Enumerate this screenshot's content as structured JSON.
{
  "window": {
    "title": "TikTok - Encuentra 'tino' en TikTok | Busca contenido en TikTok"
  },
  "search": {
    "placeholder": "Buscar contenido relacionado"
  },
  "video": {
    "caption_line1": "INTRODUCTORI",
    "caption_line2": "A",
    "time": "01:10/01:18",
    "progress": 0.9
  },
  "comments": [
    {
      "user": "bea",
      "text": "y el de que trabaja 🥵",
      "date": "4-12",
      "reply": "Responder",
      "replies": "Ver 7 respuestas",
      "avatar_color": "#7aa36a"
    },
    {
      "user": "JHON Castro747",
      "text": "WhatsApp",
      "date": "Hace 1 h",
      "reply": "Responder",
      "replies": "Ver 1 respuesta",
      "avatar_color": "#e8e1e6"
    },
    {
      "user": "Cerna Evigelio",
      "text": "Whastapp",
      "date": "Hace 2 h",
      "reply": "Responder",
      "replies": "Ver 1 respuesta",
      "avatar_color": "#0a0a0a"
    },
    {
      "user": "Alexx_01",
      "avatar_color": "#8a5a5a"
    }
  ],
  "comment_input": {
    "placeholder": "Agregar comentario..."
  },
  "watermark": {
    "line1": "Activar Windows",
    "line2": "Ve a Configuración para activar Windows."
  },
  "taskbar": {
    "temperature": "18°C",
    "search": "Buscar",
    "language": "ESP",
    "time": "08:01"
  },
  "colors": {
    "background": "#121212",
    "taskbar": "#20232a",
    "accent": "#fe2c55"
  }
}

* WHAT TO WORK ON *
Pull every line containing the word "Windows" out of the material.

* OUTPUT FOR THIS TASK *
    "line1": "Activar Windows",
    "line2": "Ve a Configuración para activar Windows."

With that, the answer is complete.